#### What is needed
Which lines of the entries contain the string "Selective"? Copy each of them.

(Extracted records)
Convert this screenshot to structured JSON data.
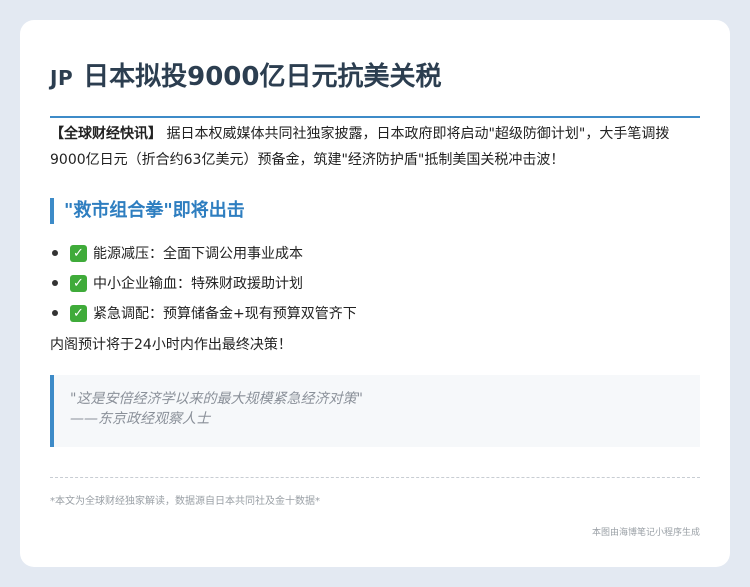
{
  "header": {
    "flag_code": "JP",
    "title": "日本拟投9000亿日元抗美关税"
  },
  "lead": {
    "tag": "【全球财经快讯】",
    "text": " 据日本权威媒体共同社独家披露，日本政府即将启动\"超级防御计划\"，大手笔调拨9000亿日元（折合约63亿美元）预备金，筑建\"经济防护盾\"抵制美国关税冲击波！"
  },
  "section": {
    "heading": "\"救市组合拳\"即将出击",
    "items": [
      {
        "icon": "check-mark-icon",
        "text": "能源减压：全面下调公用事业成本"
      },
      {
        "icon": "check-mark-icon",
        "text": "中小企业输血：特殊财政援助计划"
      },
      {
        "icon": "check-mark-icon",
        "text": "紧急调配：预算储备金+现有预算双管齐下"
      }
    ],
    "outro": "内阁预计将于24小时内作出最终决策！"
  },
  "quote": {
    "line1": "\"这是安倍经济学以来的最大规模紧急经济对策\"",
    "line2": "——东京政经观察人士"
  },
  "footer": {
    "footnote": "*本文为全球财经独家解读，数据源自日本共同社及金十数据*",
    "credit": "本图由海博笔记小程序生成"
  },
  "colors": {
    "accent": "#3d8bc8",
    "title": "#2c3e50",
    "check": "#3fab3a",
    "background": "#e3e9f2"
  }
}
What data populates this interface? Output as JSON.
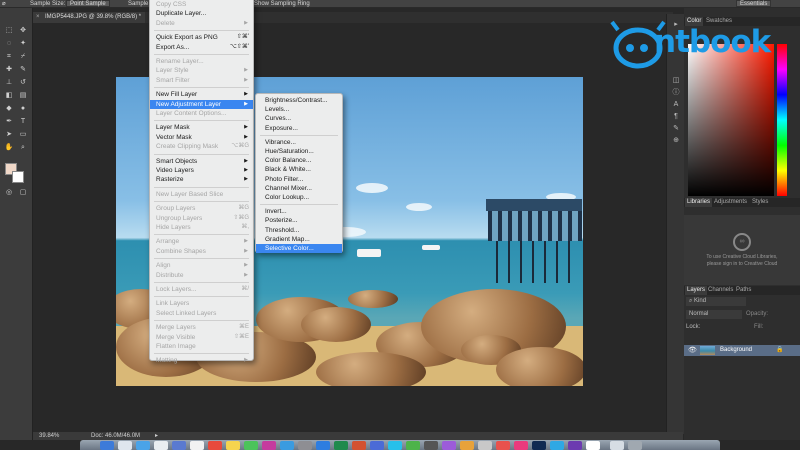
{
  "options_bar": {
    "sample_size_label": "Sample Size:",
    "sample_size_value": "Point Sample",
    "sample_label": "Sample",
    "show_ring_label": "Show Sampling Ring",
    "workspace": "Essentials"
  },
  "document": {
    "tab_title": "IMGP5448.JPG @ 39.8% (RGB/8) *"
  },
  "layer_menu": {
    "items": [
      {
        "label": "Copy CSS",
        "shortcut": "",
        "submenu": false,
        "disabled": true
      },
      {
        "label": "Duplicate Layer...",
        "shortcut": "",
        "submenu": false,
        "disabled": false
      },
      {
        "label": "Delete",
        "shortcut": "",
        "submenu": true,
        "disabled": true
      },
      {
        "label": "Quick Export as PNG",
        "shortcut": "⇧⌘'",
        "submenu": false,
        "disabled": false
      },
      {
        "label": "Export As...",
        "shortcut": "⌥⇧⌘'",
        "submenu": false,
        "disabled": false
      },
      {
        "label": "Rename Layer...",
        "shortcut": "",
        "submenu": false,
        "disabled": true
      },
      {
        "label": "Layer Style",
        "shortcut": "",
        "submenu": true,
        "disabled": true
      },
      {
        "label": "Smart Filter",
        "shortcut": "",
        "submenu": true,
        "disabled": true
      },
      {
        "label": "New Fill Layer",
        "shortcut": "",
        "submenu": true,
        "disabled": false
      },
      {
        "label": "New Adjustment Layer",
        "shortcut": "",
        "submenu": true,
        "disabled": false
      },
      {
        "label": "Layer Content Options...",
        "shortcut": "",
        "submenu": false,
        "disabled": true
      },
      {
        "label": "Layer Mask",
        "shortcut": "",
        "submenu": true,
        "disabled": false
      },
      {
        "label": "Vector Mask",
        "shortcut": "",
        "submenu": true,
        "disabled": false
      },
      {
        "label": "Create Clipping Mask",
        "shortcut": "⌥⌘G",
        "submenu": false,
        "disabled": true
      },
      {
        "label": "Smart Objects",
        "shortcut": "",
        "submenu": true,
        "disabled": false
      },
      {
        "label": "Video Layers",
        "shortcut": "",
        "submenu": true,
        "disabled": false
      },
      {
        "label": "Rasterize",
        "shortcut": "",
        "submenu": true,
        "disabled": false
      },
      {
        "label": "New Layer Based Slice",
        "shortcut": "",
        "submenu": false,
        "disabled": true
      },
      {
        "label": "Group Layers",
        "shortcut": "⌘G",
        "submenu": false,
        "disabled": true
      },
      {
        "label": "Ungroup Layers",
        "shortcut": "⇧⌘G",
        "submenu": false,
        "disabled": true
      },
      {
        "label": "Hide Layers",
        "shortcut": "⌘,",
        "submenu": false,
        "disabled": true
      },
      {
        "label": "Arrange",
        "shortcut": "",
        "submenu": true,
        "disabled": true
      },
      {
        "label": "Combine Shapes",
        "shortcut": "",
        "submenu": true,
        "disabled": true
      },
      {
        "label": "Align",
        "shortcut": "",
        "submenu": true,
        "disabled": true
      },
      {
        "label": "Distribute",
        "shortcut": "",
        "submenu": true,
        "disabled": true
      },
      {
        "label": "Lock Layers...",
        "shortcut": "⌘/",
        "submenu": false,
        "disabled": true
      },
      {
        "label": "Link Layers",
        "shortcut": "",
        "submenu": false,
        "disabled": true
      },
      {
        "label": "Select Linked Layers",
        "shortcut": "",
        "submenu": false,
        "disabled": true
      },
      {
        "label": "Merge Layers",
        "shortcut": "⌘E",
        "submenu": false,
        "disabled": true
      },
      {
        "label": "Merge Visible",
        "shortcut": "⇧⌘E",
        "submenu": false,
        "disabled": true
      },
      {
        "label": "Flatten Image",
        "shortcut": "",
        "submenu": false,
        "disabled": true
      },
      {
        "label": "Matting",
        "shortcut": "",
        "submenu": true,
        "disabled": true
      }
    ]
  },
  "adjustment_submenu": {
    "items": [
      "Brightness/Contrast...",
      "Levels...",
      "Curves...",
      "Exposure...",
      "Vibrance...",
      "Hue/Saturation...",
      "Color Balance...",
      "Black & White...",
      "Photo Filter...",
      "Channel Mixer...",
      "Color Lookup...",
      "Invert...",
      "Posterize...",
      "Threshold...",
      "Gradient Map...",
      "Selective Color..."
    ],
    "highlighted": "Selective Color..."
  },
  "panels": {
    "color_tabs": [
      "Color",
      "Swatches"
    ],
    "library_tabs": [
      "Libraries",
      "Adjustments",
      "Styles"
    ],
    "library_message_1": "To use Creative Cloud Libraries,",
    "library_message_2": "please sign in to Creative Cloud",
    "layers_tabs": [
      "Layers",
      "Channels",
      "Paths"
    ],
    "kind_label": "Kind",
    "blend_mode": "Normal",
    "opacity_label": "Opacity:",
    "lock_label": "Lock:",
    "fill_label": "Fill:",
    "layer_name": "Background"
  },
  "status_bar": {
    "zoom": "39.84%",
    "doc_size": "Doc: 46.0M/46.0M"
  },
  "watermark": {
    "text": "ntbook"
  },
  "colors": {
    "highlight": "#3a86f0",
    "watermark": "#1e9be6",
    "layer_selected": "#5a6d87"
  }
}
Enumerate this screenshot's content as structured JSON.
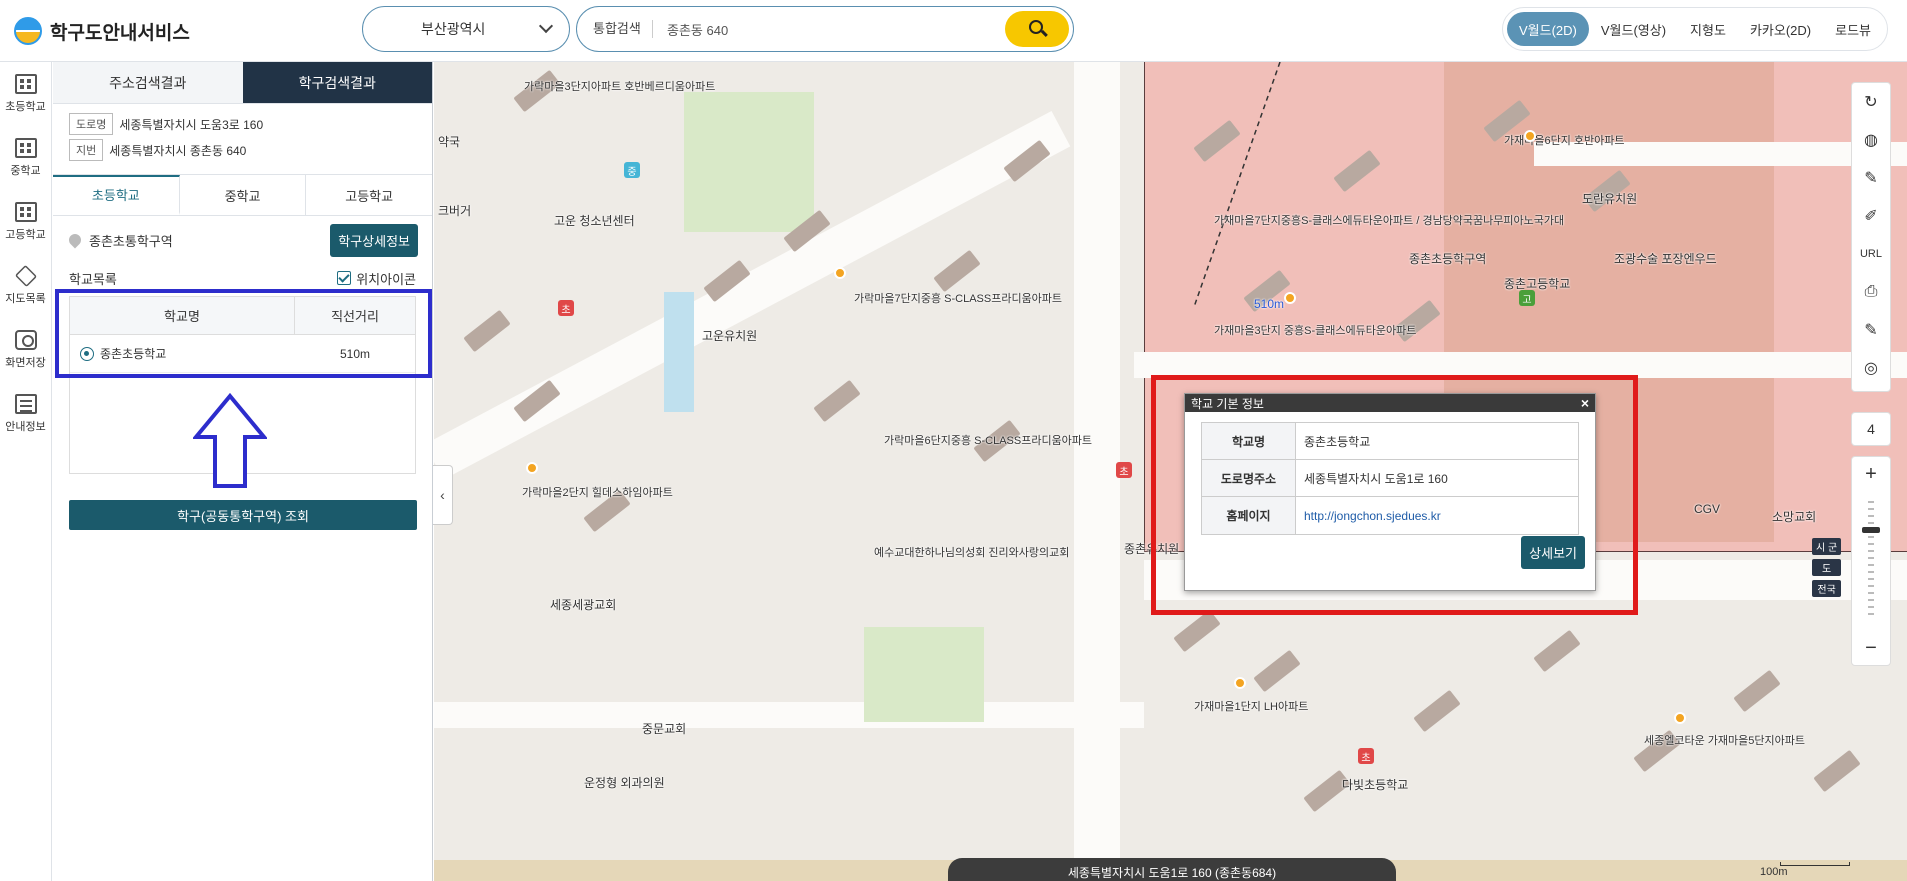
{
  "header": {
    "app_title": "학구도안내서비스",
    "region": "부산광역시",
    "search_type": "통합검색",
    "search_value": "종촌동 640",
    "map_tabs": [
      "V월드(2D)",
      "V월드(영상)",
      "지형도",
      "카카오(2D)",
      "로드뷰"
    ]
  },
  "leftnav": {
    "items": [
      "초등학교",
      "중학교",
      "고등학교",
      "지도목록",
      "화면저장",
      "안내정보"
    ]
  },
  "panel": {
    "tabs": [
      "주소검색결과",
      "학구검색결과"
    ],
    "road_tag": "도로명",
    "road_addr": "세종특별자치시 도움3로 160",
    "jibun_tag": "지번",
    "jibun_addr": "세종특별자치시 종촌동 640",
    "school_tabs": [
      "초등학교",
      "중학교",
      "고등학교"
    ],
    "zone_name": "종촌초통학구역",
    "detail_btn": "학구상세정보",
    "list_label": "학교목록",
    "location_icon_label": "위치아이콘",
    "table_headers": [
      "학교명",
      "직선거리"
    ],
    "rows": [
      {
        "name": "종촌초등학교",
        "distance": "510m"
      }
    ],
    "query_btn": "학구(공동통학구역) 조회"
  },
  "popup": {
    "title": "학교 기본 정보",
    "close": "×",
    "labels": [
      "학교명",
      "도로명주소",
      "홈페이지"
    ],
    "school_name": "종촌초등학교",
    "road_address": "세종특별자치시 도움1로 160",
    "homepage": "http://jongchon.sjedues.kr",
    "more_btn": "상세보기"
  },
  "map": {
    "labels": {
      "zone": "종촌초등학구역",
      "dist": "510m",
      "gaja3": "가재마을3단지 중흥S-클래스에듀타운아파트",
      "gaja7": "가재마을7단지중흥S-클래스에듀타운아파트 / 경남당약국꿈나무피아노국가대",
      "garak7": "가락마을7단지중흥 S-CLASS프라디움아파트",
      "garak6": "가락마을6단지중흥 S-CLASS프라디움아파트",
      "garak3": "가락마을3단지아파트 호반베르디움아파트",
      "garak2": "가락마을2단지 힐데스하임아파트",
      "gaja6": "가재마을6단지 호반아파트",
      "gaja1": "가재마을1단지 LH아파트",
      "goun_center": "고운 청소년센터",
      "goun_kinder": "고운유치원",
      "doran": "도란유치원",
      "jongchon_kinder": "종촌유치원",
      "jongchon_high": "종촌고등학교",
      "josun": "조광수술 포장엔우드",
      "church": "예수교대한하나님의성회 진리와사랑의교회",
      "sejong_church": "세종세광교회",
      "jungmun": "중문교회",
      "clinic": "운정형 외과의원",
      "dabit": "다빛초등학교",
      "cgv": "CGV",
      "somang": "소망교회",
      "sejong_elcota": "세종엘코타운 가재마을5단지아파트",
      "pharmacy": "약국",
      "burger": "크버거"
    },
    "zoom_level": "4",
    "scale_tags": [
      "시 군",
      "도",
      "전국"
    ],
    "status": "세종특별자치시 도움1로 160 (종촌동684)",
    "scale_text": "100m"
  },
  "tools": [
    "↻",
    "◍",
    "✎",
    "✐",
    "URL",
    "⎙",
    "✎",
    "◎"
  ]
}
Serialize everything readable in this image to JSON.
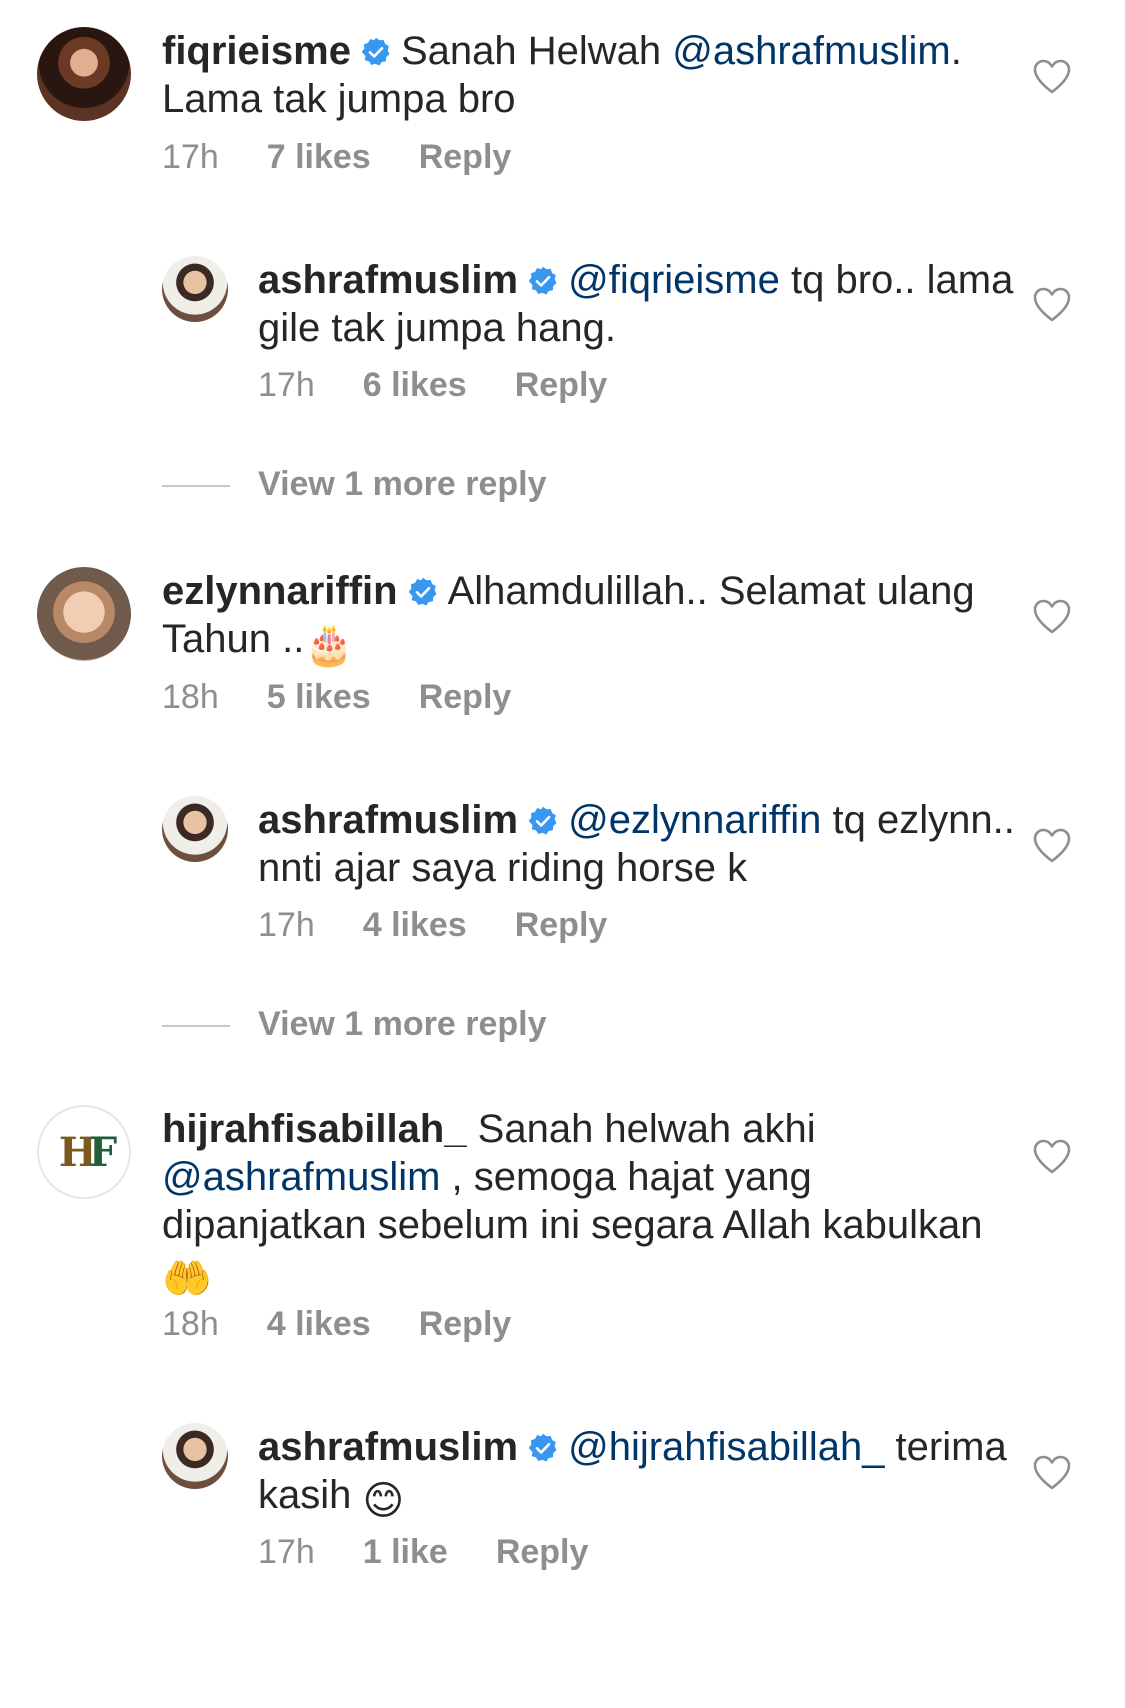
{
  "comments": [
    {
      "username": "fiqrieisme",
      "text_parts": [
        "Sanah Helwah "
      ],
      "mention": "@ashrafmuslim",
      "text_after": ". Lama tak jumpa bro",
      "time": "17h",
      "likes": "7 likes",
      "reply": "Reply",
      "replies": [
        {
          "username": "ashrafmuslim",
          "mention": "@fiqrieisme",
          "text": " tq bro.. lama gile tak jumpa hang.",
          "time": "17h",
          "likes": "6 likes",
          "reply": "Reply"
        }
      ],
      "view_more": "View 1 more reply"
    },
    {
      "username": "ezlynnariffin",
      "text": "Alhamdulillah.. Selamat ulang Tahun ..",
      "emoji": "🎂",
      "time": "18h",
      "likes": "5 likes",
      "reply": "Reply",
      "replies": [
        {
          "username": "ashrafmuslim",
          "mention": "@ezlynnariffin",
          "text": " tq ezlynn.. nnti ajar saya riding horse k",
          "time": "17h",
          "likes": "4 likes",
          "reply": "Reply"
        }
      ],
      "view_more": "View 1 more reply"
    },
    {
      "username": "hijrahfisabillah_",
      "text_before": " Sanah helwah akhi ",
      "mention": "@ashrafmuslim",
      "text_after": " , semoga hajat yang dipanjatkan sebelum ini segara Allah kabulkan ",
      "emoji": "🤲",
      "time": "18h",
      "likes": "4 likes",
      "reply": "Reply",
      "replies": [
        {
          "username": "ashrafmuslim",
          "mention": "@hijrahfisabillah_",
          "text": " terima kasih ",
          "emoji": "😊",
          "time": "17h",
          "likes": "1 like",
          "reply": "Reply"
        }
      ]
    }
  ],
  "colors": {
    "verified": "#3897f0",
    "mention": "#003569",
    "meta": "#8e8e8e"
  },
  "icons": {
    "like": "heart-outline-icon",
    "verified": "verified-badge-icon"
  }
}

#### Response area
      "Selective Color..."
    "highlighted": "Selective Color..."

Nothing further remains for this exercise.